In a recent post I shared some of the recent statistics reported by the New York Times regarding the change in the Catholic population around the world. Through the friendly comments I received from Dr. Conrad Hackett of the Pew Research Center and a couple other sociologists, I learned that Pew has their own statistics on the global Catholic population. This got to me as I discovered that the numbers I used to create my graphs were largely taken from the New York Times article, which I learned do not rely on the Pew numbers. So how different are they and what does that tell us?
By sheer population size Filipinos dominate, and the NYT and Pew numbers confirm this even though they vary by up to 4 million. The rates for Japanese and Vietnamese Catholics is also fairly similar. The big differences where the NYT shows the higher estimate are China (15 million vs. 9 million from the Pew data), and India (19 million vs. 10.6 million). Pew estimates a higher percentage of Korean Catholics (5 million vs. 1.4 million from the NYT data). What this suggests then is that using the Pew data, Korean and Vietnamese Catholic populations are essentially equal in size whereas the NYT data suggests that Korean Catholics are the smaller sibling to their Vietnamese brethren. And if the nationality of an Asian Pope were chosen based on population, the Pew data suggests that (besides the Philippines of course) it would be a toss-up between China and India, followed by a toss-up between Korea and Vietnam. Based on the NYT data, the Asian Pope would likely originate from the Philippines, followed by India, then China, Vietnam, Korea and Japan.
While knowing the raw estimates is interesting, the reference point for those estimates illuminates different impressions. What do we learn when we take the estimates of the Catholic population in each nation relative to that nation’s overall population. In other words, how Catholic are some of these countries in Asian? As a percentage of Catholics per nation, clearly Filipinos dominate as usual, no surprises there. The big difference is between Vietnam and South Korea: based on the NYT data, Vietnam has the higher percentage of its population Catholic at 6%. This is slightly lower than the Pew estimate. But Pew’s figure for Korean Catholics is way higher than the NYT figures (11% vs. 3% of the population) and thus takes the (distant) second place position. To learn more about the proportion of Catholics in different Asian countries, go to this link to a cool interactive map of Christianity in Asia.
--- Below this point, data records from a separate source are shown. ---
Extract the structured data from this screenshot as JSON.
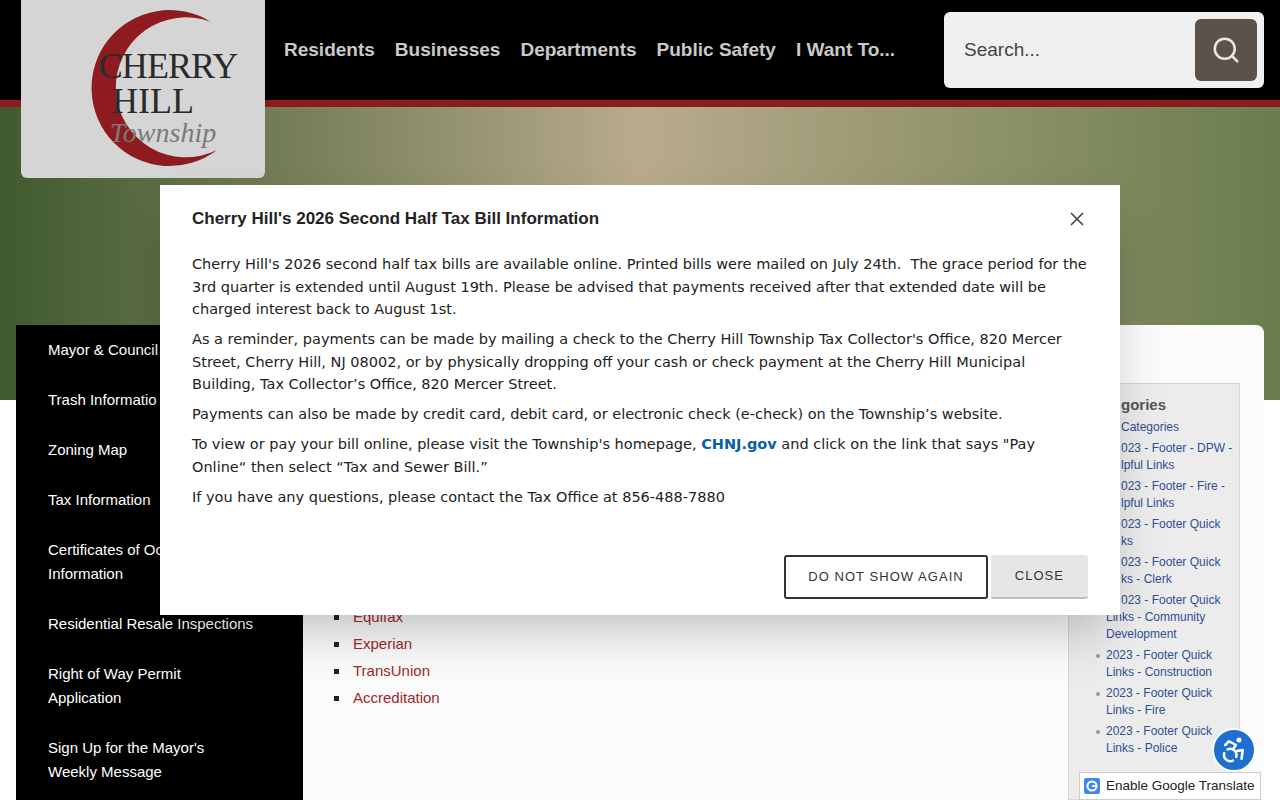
{
  "logo": {
    "line1": "CHERRY",
    "line2": "HILL",
    "line3": "Township"
  },
  "nav": [
    "Residents",
    "Businesses",
    "Departments",
    "Public Safety",
    "I Want To..."
  ],
  "search": {
    "placeholder": "Search..."
  },
  "sidebar": {
    "items": [
      {
        "lines": [
          "Mayor & Council"
        ]
      },
      {
        "lines": [
          "Trash Informatio"
        ]
      },
      {
        "lines": [
          "Zoning Map"
        ]
      },
      {
        "lines": [
          "Tax Information"
        ]
      },
      {
        "lines": [
          "Certificates of Oc",
          "Information"
        ]
      },
      {
        "lines": [
          "Residential Resale Inspections"
        ]
      },
      {
        "lines": [
          "Right of Way Permit",
          "Application"
        ]
      },
      {
        "lines": [
          "Sign Up for the Mayor's",
          "Weekly Message"
        ]
      }
    ]
  },
  "content": {
    "links": [
      "Equifax",
      "Experian",
      "TransUnion",
      "Accreditation"
    ]
  },
  "categories": {
    "heading": "gories",
    "items": [
      {
        "lines": [
          {
            "text": "Categories",
            "clipped": true
          }
        ]
      },
      {
        "lines": [
          {
            "text": "023 - Footer - DPW -",
            "clipped": true
          },
          {
            "text": "lpful Links",
            "clipped": true
          }
        ]
      },
      {
        "lines": [
          {
            "text": "023 - Footer - Fire -",
            "clipped": true
          },
          {
            "text": "lpful Links",
            "clipped": true
          }
        ]
      },
      {
        "lines": [
          {
            "text": "023 - Footer Quick",
            "clipped": true
          },
          {
            "text": "ks",
            "clipped": true
          }
        ]
      },
      {
        "lines": [
          {
            "text": "023 - Footer Quick",
            "clipped": true
          },
          {
            "text": "ks - Clerk",
            "clipped": true
          }
        ]
      },
      {
        "lines": [
          {
            "text": "023 - Footer Quick",
            "clipped": true
          },
          {
            "text": "Links - Community",
            "clipped": false
          },
          {
            "text": "Development",
            "clipped": false
          }
        ]
      },
      {
        "lines": [
          {
            "text": "2023 - Footer Quick",
            "clipped": false
          },
          {
            "text": "Links - Construction",
            "clipped": false
          }
        ]
      },
      {
        "lines": [
          {
            "text": "2023 - Footer Quick",
            "clipped": false
          },
          {
            "text": "Links - Fire",
            "clipped": false
          }
        ]
      },
      {
        "lines": [
          {
            "text": "2023 - Footer Quick",
            "clipped": false
          },
          {
            "text": "Links - Police",
            "clipped": false
          }
        ]
      }
    ]
  },
  "modal": {
    "title": "Cherry Hill's 2026 Second Half Tax Bill Information",
    "paragraphs": [
      [
        {
          "text": "Cherry Hill's 2026 second half tax bills are available online. Printed bills were mailed on July 24th.  The grace period for the 3rd quarter is extended until August 19th. Please be advised that payments received after that extended date will be charged interest back to August 1st.",
          "link": false
        }
      ],
      [
        {
          "text": "As a reminder, payments can be made by mailing a check to the Cherry Hill Township Tax Collector's Office, 820 Mercer Street, Cherry Hill, NJ 08002, or by physically dropping off your cash or check payment at the Cherry Hill Municipal Building, Tax Collector’s Office, 820 Mercer Street.",
          "link": false
        }
      ],
      [
        {
          "text": "Payments can also be made by credit card, debit card, or electronic check (e-check) on the Township’s website.",
          "link": false
        }
      ],
      [
        {
          "text": "To view or pay your bill online, please visit the Township's homepage, ",
          "link": false
        },
        {
          "text": "CHNJ.gov",
          "link": true
        },
        {
          "text": " and click on the link that says \"Pay Online“ then select “Tax and Sewer Bill.”",
          "link": false
        }
      ],
      [
        {
          "text": "If you have any questions, please contact the Tax Office at 856-488-7880",
          "link": false
        }
      ]
    ],
    "buttons": [
      {
        "label": "DO NOT SHOW AGAIN",
        "kind": "outlined"
      },
      {
        "label": "CLOSE",
        "kind": "filled"
      }
    ]
  },
  "translate": {
    "label": "Enable Google Translate"
  }
}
Finally, rather than calculating the percentage of Catholics in a nation, the raw estimate of the population of Catholics can be used to compare it with all Catholics in the Asia Pacific region. I illustrated this using the NYT data in the previous post, and I now show it side-by-side with the Pew version. I thought this was interesting to observe because the number of Catholics per nation tells us different things based on our reference point. The 76 million Filipino Catholics (according to the Pew data) make up 81% of all Filipinos, but only 58% of all Asian Catholics. It’s still clearly the lion’s share and it’s particularly notable given that when we’re talking about all Catholics in Asia, we’re including millions of believers from China and India. Despite being a much less populous nation than these two giants, Filipino Catholics are still the majority. The Filipino percentage of Asian Catholics is a bit smaller using the NYT data, at 53%. The rank ordering is pretty much the same for China, India, and Japan’s Catholics (second, third and sixth place respectively). The difference between the two figures shows up most for the Korean and Vietnamese Catholics. Pew again suggests that the share of all Asian Catholics that are from these two countries is about the same (4% for Korea and 4.3% for Vietnam), while the NYT data places Vietnamese Catholics as clearly a larger presence among Asian Catholics (6% vs. 3% for Korean Catholics).
While the big picture hasn’t changed, new sources of data allow us to get a fuller picture of the growing presence of Catholicism in Asia. The quality difference in that data might shift the picture to some degree, but given the fairly close approximations on most of the figures from the NYT and Pew, these appear to be relatively reliable. The consistency of Pew’s track record in getting the best data (oftentimes collecting it themselves which is no small feat) has me leaning more in favor of their sources rather than the NYT. Other observations welcome!